The Holy Spirit Speaks
In Luke 12:12 Jesus told His disciples that the Holy Spirit would teach them what they should say when they were taken into custody by the synagogues and magistrates. He said:
“…the Holy Spirit will teach you in that very hour what you ought to say.”- Lk. 12:2
and in 1 Timothy 4:1 Paul explained some things to Timothy beginning with the phrase,
“Now the Spirit expressly says…” - 1 Timothy 4:1
So the Holy Spirit speaks.
In fact, let’s look at one more passage together:
"5 “But now I go away to Him who sent Me, and none of you asks Me, ‘Where are You going?’ "6 But because I have said these things to you, sorrow has filled your heart. "7 Nevertheless I tell you the truth. It is to your advantage that I go away; for if I do not go away, the Helper will not come to you; but if I depart, I will send Him to you. "8 And when He has come, He will convict the world of sin, and of righteousness, and of judgment: "9 of sin, because they do not believe in Me; "10 of righteousness, because I go to My Father and you see Me no more; "11 of judgment, because the ruler of this world is judged. "12 “I still have many things to say to you, but you cannot bear them now. "13 However, when He, the Spirit of truth, has come, He will guide you into all truth; for He will not speak on His own authority, but whatever He hears He will speak; and He will tell you things to come. "14 He will glorify Me, for He will take of what is Mine and declare it to you. "15 All things that the Father has are Mine. Therefore I said that He will take of Mine and declare it to you."
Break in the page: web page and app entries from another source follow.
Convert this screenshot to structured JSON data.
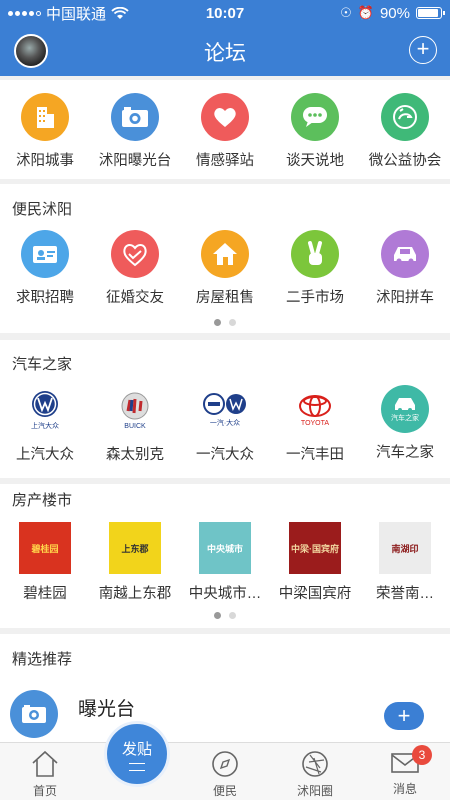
{
  "status": {
    "carrier": "中国联通",
    "time": "10:07",
    "battery": "90%",
    "battery_level": 0.9
  },
  "nav": {
    "title": "论坛",
    "add_label": "+"
  },
  "top_grid": [
    {
      "label": "沭阳城事",
      "icon": "building-icon",
      "color": "#f5a623"
    },
    {
      "label": "沭阳曝光台",
      "icon": "camera-icon",
      "color": "#4a90d9"
    },
    {
      "label": "情感驿站",
      "icon": "heart-icon",
      "color": "#ef5b5b"
    },
    {
      "label": "谈天说地",
      "icon": "chat-icon",
      "color": "#5cbf5c"
    },
    {
      "label": "微公益协会",
      "icon": "charity-icon",
      "color": "#3fb978"
    }
  ],
  "bianmin": {
    "title": "便民沭阳",
    "items": [
      {
        "label": "求职招聘",
        "icon": "id-card-icon",
        "color": "#4da6e8"
      },
      {
        "label": "征婚交友",
        "icon": "handshake-heart-icon",
        "color": "#ef5b5b"
      },
      {
        "label": "房屋租售",
        "icon": "house-icon",
        "color": "#f5a623"
      },
      {
        "label": "二手市场",
        "icon": "victory-hand-icon",
        "color": "#7cc63b"
      },
      {
        "label": "沭阳拼车",
        "icon": "car-icon",
        "color": "#b07ad6"
      }
    ]
  },
  "qiche": {
    "title": "汽车之家",
    "items": [
      {
        "label": "上汽大众",
        "icon": "vw-logo-icon",
        "sub": "上汽大众"
      },
      {
        "label": "森太别克",
        "icon": "buick-logo-icon",
        "sub": "BUICK"
      },
      {
        "label": "一汽大众",
        "icon": "faw-vw-logo-icon",
        "sub": "一汽·大众"
      },
      {
        "label": "一汽丰田",
        "icon": "toyota-logo-icon",
        "sub": "TOYOTA"
      },
      {
        "label": "汽车之家",
        "icon": "car-home-icon",
        "sub": "汽车之家"
      }
    ]
  },
  "fangchan": {
    "title": "房产楼市",
    "items": [
      {
        "label": "碧桂园",
        "icon": "biguiyuan-logo-icon",
        "sub": "碧桂园",
        "bg": "#d9331f",
        "fg": "#ffd24a"
      },
      {
        "label": "南越上东郡",
        "icon": "nanyue-logo-icon",
        "sub": "上东郡",
        "bg": "#f2d41b",
        "fg": "#333333"
      },
      {
        "label": "中央城市…",
        "icon": "zhongyang-logo-icon",
        "sub": "中央城市",
        "bg": "#6fc4c7",
        "fg": "#ffffff"
      },
      {
        "label": "中梁国宾府",
        "icon": "zhongliang-logo-icon",
        "sub": "中梁·国宾府",
        "bg": "#9b1c1c",
        "fg": "#f2d6a0"
      },
      {
        "label": "荣誉南…",
        "icon": "rongyu-logo-icon",
        "sub": "南湖印",
        "bg": "#ececec",
        "fg": "#8b1a1a"
      }
    ]
  },
  "jingxuan": {
    "title": "精选推荐",
    "first_item": "曝光台"
  },
  "tabs": [
    {
      "label": "首页",
      "icon": "home-icon"
    },
    {
      "label": "发贴",
      "icon": "post-icon"
    },
    {
      "label": "便民",
      "icon": "compass-icon"
    },
    {
      "label": "沭阳圈",
      "icon": "aperture-icon"
    },
    {
      "label": "消息",
      "icon": "mail-icon",
      "badge": "3"
    }
  ],
  "fab_label": "+",
  "colors": {
    "primary": "#3b7fd4",
    "badge": "#e94a3d"
  }
}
- John 16:5–15 (NKJV)
He wasn’t going to come until Jesus left. Jesus speaks of Him not as if He is some force or power, but as an individual who possesses the ability to exercise power over others.
Notice that Jesus said “He will not speak on His own authority, but whatever He hears He will speak”. That means that the Holy Spirit has His own independent set of thoughts and ideas as an individual, but He would refrain from speaking those in this instance that Jesus is referring to.
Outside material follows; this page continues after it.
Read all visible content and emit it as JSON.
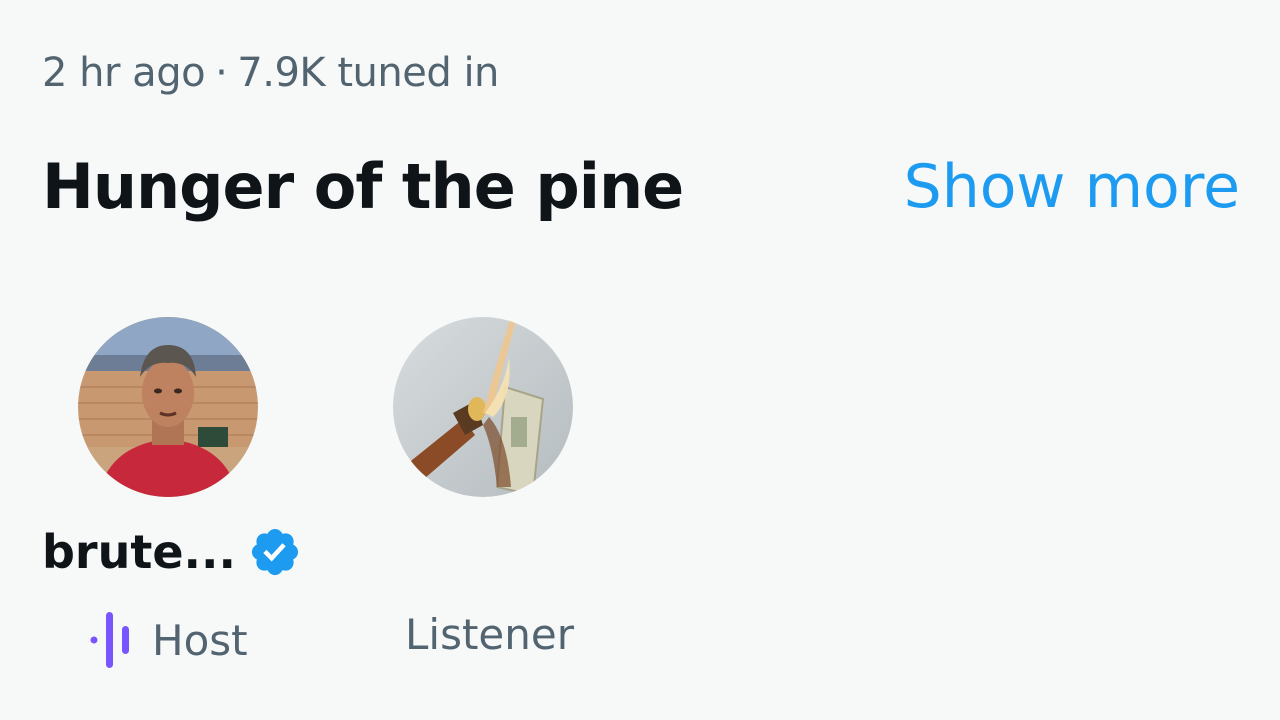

The Holy Spirit Can Be Your Friend
Did you notice how Jesus described the Holy Spirit in some of the verses we’ve just read? In the passage we just read together Jesus refers to Him as our “Helper”. In John 14:16 Jesus uses a similar phrase saying:
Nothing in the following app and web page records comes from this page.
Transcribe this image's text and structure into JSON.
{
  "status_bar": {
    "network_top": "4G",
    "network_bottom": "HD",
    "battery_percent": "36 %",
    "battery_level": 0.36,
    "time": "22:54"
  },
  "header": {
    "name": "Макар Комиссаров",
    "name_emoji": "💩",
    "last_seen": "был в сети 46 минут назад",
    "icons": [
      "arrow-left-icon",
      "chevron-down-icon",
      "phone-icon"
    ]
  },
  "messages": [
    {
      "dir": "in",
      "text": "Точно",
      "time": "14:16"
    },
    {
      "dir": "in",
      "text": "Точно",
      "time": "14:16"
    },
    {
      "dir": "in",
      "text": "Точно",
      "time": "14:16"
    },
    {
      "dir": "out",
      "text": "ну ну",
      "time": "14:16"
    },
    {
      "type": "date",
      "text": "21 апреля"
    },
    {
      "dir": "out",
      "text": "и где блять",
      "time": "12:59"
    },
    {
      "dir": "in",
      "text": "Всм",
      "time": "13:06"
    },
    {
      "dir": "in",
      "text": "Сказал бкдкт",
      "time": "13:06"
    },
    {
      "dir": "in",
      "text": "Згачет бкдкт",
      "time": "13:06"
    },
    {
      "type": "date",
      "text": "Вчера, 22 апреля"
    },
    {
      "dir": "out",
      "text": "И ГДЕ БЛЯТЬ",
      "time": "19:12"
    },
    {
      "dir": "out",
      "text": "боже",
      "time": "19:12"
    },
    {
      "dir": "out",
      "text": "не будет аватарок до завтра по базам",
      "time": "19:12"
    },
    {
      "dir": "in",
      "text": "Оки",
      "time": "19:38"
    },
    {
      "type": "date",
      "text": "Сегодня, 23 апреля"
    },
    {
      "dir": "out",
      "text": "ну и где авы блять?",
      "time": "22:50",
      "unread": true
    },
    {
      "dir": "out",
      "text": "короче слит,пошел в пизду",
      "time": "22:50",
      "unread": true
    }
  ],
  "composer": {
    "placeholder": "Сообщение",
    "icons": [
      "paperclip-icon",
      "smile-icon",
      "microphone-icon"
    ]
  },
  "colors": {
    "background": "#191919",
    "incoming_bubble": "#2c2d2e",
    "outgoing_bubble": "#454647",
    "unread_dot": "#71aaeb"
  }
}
"16 And I will pray the Father, and He will give you another Helper, that He may abide with you forever—"
- John 14:16 (NKJV)
The word “Helper” doesn’t have an exact translation into English because it’s kind of a combination of thoughts. The NIV translates that word as “Counselor” and the NLV translates it calling Him our “Advocate.” The Amplified Bible says this word means “Comforter, Advocate, Intercessor—Counselor, Strengthener, Standby”. I think we could summarize what he is as a loyal friend who will always be there for you.
So there’s ample evidence that the Holy Spirit is a person.
As we close out this lesson I want to encourage you to pray this simple prayer with me this week:
“Holy Spirit, I want to know you personally. I welcome you into my life and want you to be my closest friend.”
Pray to the Holy Spirit this week and ask Him to be active in your life.